» TASK: Repeat each line of the data below exactly, but skip the pictures.

» DATASET ENTRIES:

========================================================================

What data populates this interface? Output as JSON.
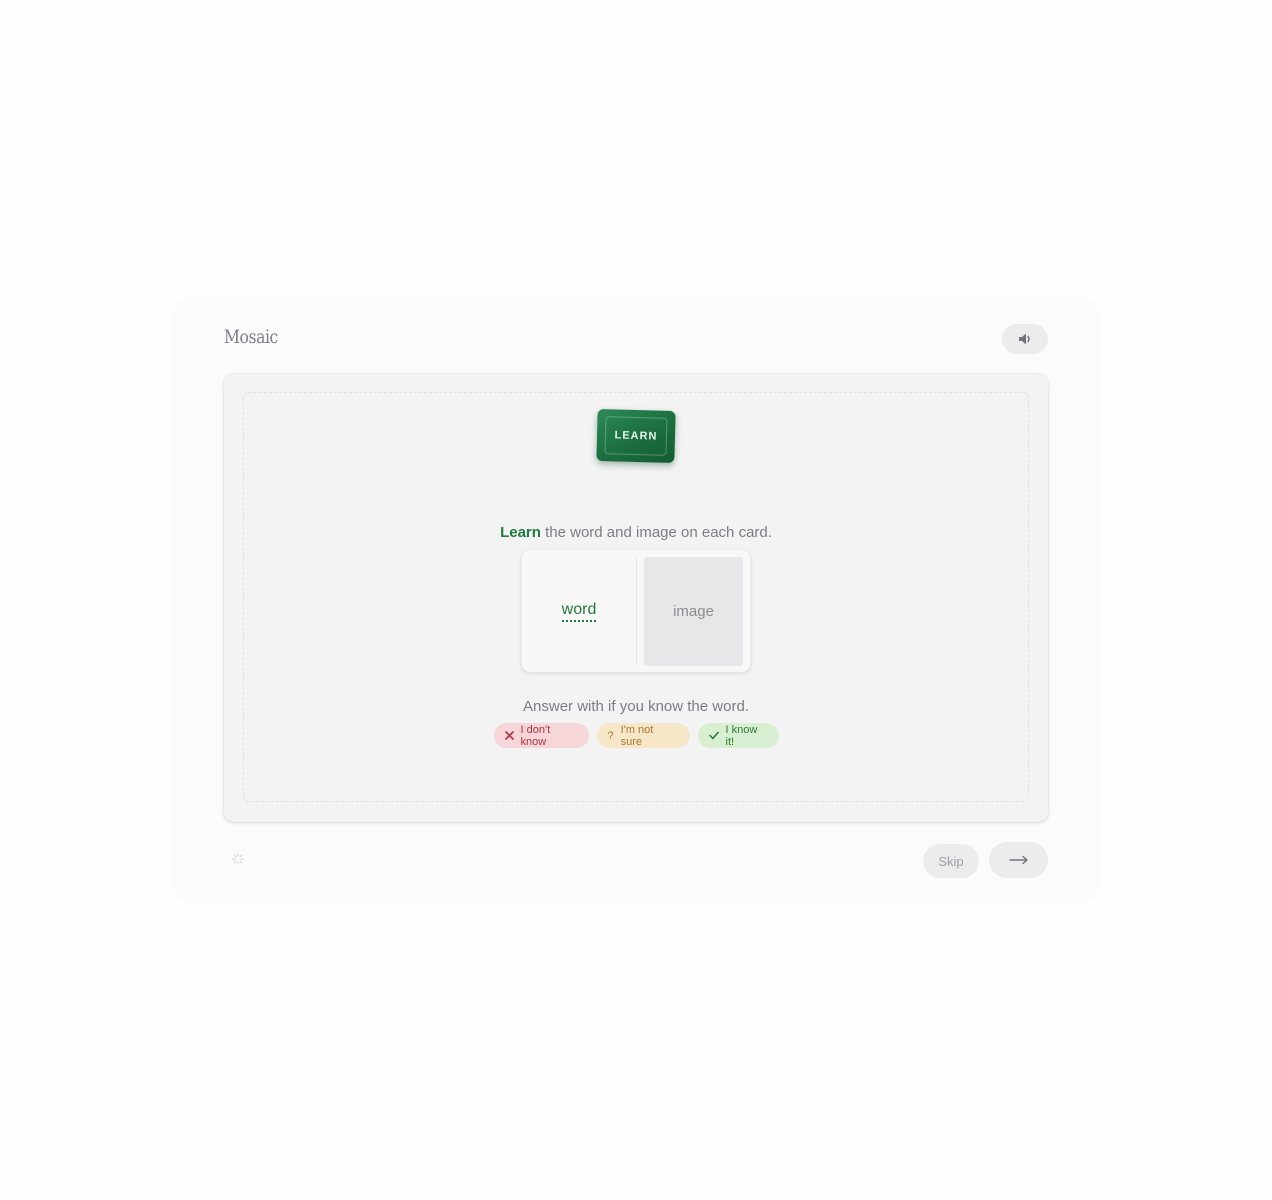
{
  "app": {
    "brand": "Mosaic",
    "sound_icon": "speaker-icon"
  },
  "badge": {
    "label": "LEARN"
  },
  "instruction": {
    "emphasis": "Learn",
    "rest": " the word and image on each card."
  },
  "card": {
    "word": "word",
    "image_placeholder": "image"
  },
  "answer_prompt": "Answer with if you know the word.",
  "answers": [
    {
      "label": "I don't know",
      "icon": "x-icon",
      "color": "#b0333f"
    },
    {
      "label": "I'm not sure",
      "icon": "?",
      "color": "#a8762a"
    },
    {
      "label": "I know it!",
      "icon": "check-icon",
      "color": "#2d7a35"
    }
  ],
  "footer": {
    "skip_label": "Skip",
    "next_icon": "arrow-right-icon",
    "loading_icon": "spinner-icon"
  },
  "colors": {
    "accent_green": "#22793f",
    "badge_green": "#1b6e3f"
  }
}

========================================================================

» TASK RESPONSE:
What data populates this interface? Output as JSON.
{
  "app": {
    "brand": "Mosaic",
    "sound_icon": "speaker-icon"
  },
  "badge": {
    "label": "LEARN"
  },
  "instruction": {
    "emphasis": "Learn",
    "rest": " the word and image on each card."
  },
  "card": {
    "word": "word",
    "image_placeholder": "image"
  },
  "answer_prompt": "Answer with if you know the word.",
  "answers": [
    {
      "label": "I don't know",
      "icon": "x-icon",
      "color": "#b0333f"
    },
    {
      "label": "I'm not sure",
      "icon": "?",
      "color": "#a8762a"
    },
    {
      "label": "I know it!",
      "icon": "check-icon",
      "color": "#2d7a35"
    }
  ],
  "footer": {
    "skip_label": "Skip",
    "next_icon": "arrow-right-icon",
    "loading_icon": "spinner-icon"
  },
  "colors": {
    "accent_green": "#22793f",
    "badge_green": "#1b6e3f"
  }
}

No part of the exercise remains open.